[Data records for software interfaces]
------------

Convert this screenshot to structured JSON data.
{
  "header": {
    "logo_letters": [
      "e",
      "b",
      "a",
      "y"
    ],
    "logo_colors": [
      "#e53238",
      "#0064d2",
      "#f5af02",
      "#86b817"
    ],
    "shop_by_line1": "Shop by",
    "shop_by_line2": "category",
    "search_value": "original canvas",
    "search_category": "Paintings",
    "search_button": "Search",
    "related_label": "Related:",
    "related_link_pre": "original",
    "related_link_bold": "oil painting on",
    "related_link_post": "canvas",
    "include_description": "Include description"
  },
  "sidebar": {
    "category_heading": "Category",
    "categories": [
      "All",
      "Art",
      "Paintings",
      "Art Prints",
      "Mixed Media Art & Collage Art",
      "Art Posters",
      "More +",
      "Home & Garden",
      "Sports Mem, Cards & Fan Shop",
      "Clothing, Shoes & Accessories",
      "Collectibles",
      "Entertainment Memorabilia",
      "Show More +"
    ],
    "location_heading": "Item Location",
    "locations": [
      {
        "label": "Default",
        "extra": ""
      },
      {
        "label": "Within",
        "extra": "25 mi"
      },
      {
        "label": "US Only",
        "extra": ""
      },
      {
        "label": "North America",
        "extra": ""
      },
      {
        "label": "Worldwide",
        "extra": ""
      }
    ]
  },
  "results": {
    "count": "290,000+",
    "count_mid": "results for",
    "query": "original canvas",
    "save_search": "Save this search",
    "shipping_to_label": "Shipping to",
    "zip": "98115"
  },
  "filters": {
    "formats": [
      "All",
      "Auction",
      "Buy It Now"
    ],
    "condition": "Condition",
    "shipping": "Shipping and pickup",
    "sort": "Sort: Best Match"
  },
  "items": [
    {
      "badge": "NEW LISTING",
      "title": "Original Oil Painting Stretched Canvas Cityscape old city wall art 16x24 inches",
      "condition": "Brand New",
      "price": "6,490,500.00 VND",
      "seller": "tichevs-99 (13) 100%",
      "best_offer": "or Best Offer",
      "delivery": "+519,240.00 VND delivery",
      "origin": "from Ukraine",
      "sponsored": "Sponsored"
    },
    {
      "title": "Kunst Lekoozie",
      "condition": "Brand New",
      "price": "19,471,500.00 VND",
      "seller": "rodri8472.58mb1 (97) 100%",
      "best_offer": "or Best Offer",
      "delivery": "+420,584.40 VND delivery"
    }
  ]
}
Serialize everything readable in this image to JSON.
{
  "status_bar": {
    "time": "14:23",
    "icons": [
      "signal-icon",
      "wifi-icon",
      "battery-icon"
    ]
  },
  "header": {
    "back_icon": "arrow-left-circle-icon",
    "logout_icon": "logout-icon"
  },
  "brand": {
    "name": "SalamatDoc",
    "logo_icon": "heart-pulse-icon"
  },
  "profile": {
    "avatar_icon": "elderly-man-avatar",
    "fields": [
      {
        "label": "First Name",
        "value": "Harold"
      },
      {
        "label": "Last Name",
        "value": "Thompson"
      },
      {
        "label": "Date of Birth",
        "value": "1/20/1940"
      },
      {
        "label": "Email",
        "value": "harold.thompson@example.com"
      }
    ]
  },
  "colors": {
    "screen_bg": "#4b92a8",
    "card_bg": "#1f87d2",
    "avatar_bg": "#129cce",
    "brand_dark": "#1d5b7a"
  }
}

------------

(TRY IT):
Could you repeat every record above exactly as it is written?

(WORKED SOLUTION):
Convert this screenshot to structured JSON data.
{
  "header": {
    "logo_letters": [
      "e",
      "b",
      "a",
      "y"
    ],
    "logo_colors": [
      "#e53238",
      "#0064d2",
      "#f5af02",
      "#86b817"
    ],
    "shop_by_line1": "Shop by",
    "shop_by_line2": "category",
    "search_value": "original canvas",
    "search_category": "Paintings",
    "search_button": "Search",
    "related_label": "Related:",
    "related_link_pre": "original",
    "related_link_bold": "oil painting on",
    "related_link_post": "canvas",
    "include_description": "Include description"
  },
  "sidebar": {
    "category_heading": "Category",
    "categories": [
      "All",
      "Art",
      "Paintings",
      "Art Prints",
      "Mixed Media Art & Collage Art",
      "Art Posters",
      "More +",
      "Home & Garden",
      "Sports Mem, Cards & Fan Shop",
      "Clothing, Shoes & Accessories",
      "Collectibles",
      "Entertainment Memorabilia",
      "Show More +"
    ],
    "location_heading": "Item Location",
    "locations": [
      {
        "label": "Default",
        "extra": ""
      },
      {
        "label": "Within",
        "extra": "25 mi"
      },
      {
        "label": "US Only",
        "extra": ""
      },
      {
        "label": "North America",
        "extra": ""
      },
      {
        "label": "Worldwide",
        "extra": ""
      }
    ]
  },
  "results": {
    "count": "290,000+",
    "count_mid": "results for",
    "query": "original canvas",
    "save_search": "Save this search",
    "shipping_to_label": "Shipping to",
    "zip": "98115"
  },
  "filters": {
    "formats": [
      "All",
      "Auction",
      "Buy It Now"
    ],
    "condition": "Condition",
    "shipping": "Shipping and pickup",
    "sort": "Sort: Best Match"
  },
  "items": [
    {
      "badge": "NEW LISTING",
      "title": "Original Oil Painting Stretched Canvas Cityscape old city wall art 16x24 inches",
      "condition": "Brand New",
      "price": "6,490,500.00 VND",
      "seller": "tichevs-99 (13) 100%",
      "best_offer": "or Best Offer",
      "delivery": "+519,240.00 VND delivery",
      "origin": "from Ukraine",
      "sponsored": "Sponsored"
    },
    {
      "title": "Kunst Lekoozie",
      "condition": "Brand New",
      "price": "19,471,500.00 VND",
      "seller": "rodri8472.58mb1 (97) 100%",
      "best_offer": "or Best Offer",
      "delivery": "+420,584.40 VND delivery"
    }
  ]
}
Serialize everything readable in this image to JSON.
{
  "status_bar": {
    "time": "14:23",
    "icons": [
      "signal-icon",
      "wifi-icon",
      "battery-icon"
    ]
  },
  "header": {
    "back_icon": "arrow-left-circle-icon",
    "logout_icon": "logout-icon"
  },
  "brand": {
    "name": "SalamatDoc",
    "logo_icon": "heart-pulse-icon"
  },
  "profile": {
    "avatar_icon": "elderly-man-avatar",
    "fields": [
      {
        "label": "First Name",
        "value": "Harold"
      },
      {
        "label": "Last Name",
        "value": "Thompson"
      },
      {
        "label": "Date of Birth",
        "value": "1/20/1940"
      },
      {
        "label": "Email",
        "value": "harold.thompson@example.com"
      }
    ]
  },
  "colors": {
    "screen_bg": "#4b92a8",
    "card_bg": "#1f87d2",
    "avatar_bg": "#129cce",
    "brand_dark": "#1d5b7a"
  }
}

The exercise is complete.